And crackling lightnings blaze in hateful power,
Yet pass, and leave it stainless, strong and pure.
So from his foes his fame emerged secure;
And tho' against his work fierce hatred ranged.
Unmoved he stood, in power and aim unchanged.
Frail was his body, and, though racked with pain.
On, on he toiled, ne'er pausing to complain.
Strong were his friendships, pure his love and home;
Christ filled his heart, and not foul passion's foam.
No fear of Pope, — no dread of earthly kings
Turned his calm eyes from truth and heavenly things.
Humbled he spoke of God's wide sovereignty.
Yet taught the lowliest peasant to be free;
And while he bowed before God's boundless plan.
To souls oppressed he taught the rights of man.
Oh, clear-eyed student of the Holy Word,
Thy plea for freedom tyrants trembling heard!
Oh, wide-browed thinker of God's lofty thought,
What growth of nations have thy strong words wrought!
Thine was the task to magnify God's laws.
And trace for each event its first and only cause,
Breaking man's pride by views of God's control,
Yet sure God's child was every human soul.
And he who knelt most humbly to his God,
Secure in faith could walk unblanched abroad.
Thy words made gentle women fear no shame,
They nerved the martyr to await the flame.
From heart to heart they passed around the world,
Till kings were faced, or from their thrones were hurled.
Rest, noble Calvin, take thy well-earned sleep.
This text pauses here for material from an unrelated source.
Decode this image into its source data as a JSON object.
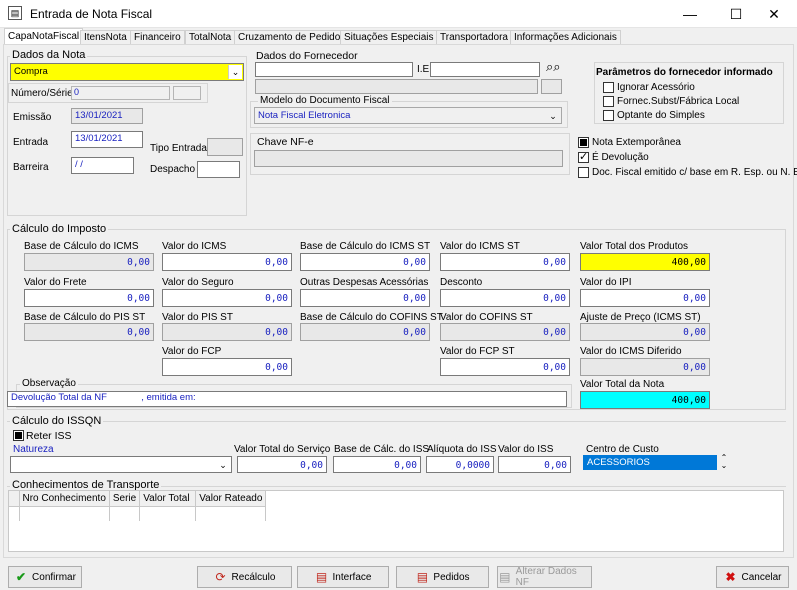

Thy fame far time shall undiminished keep.
In that low grave thy fragile body lies,
But God has writ thy name across the skies!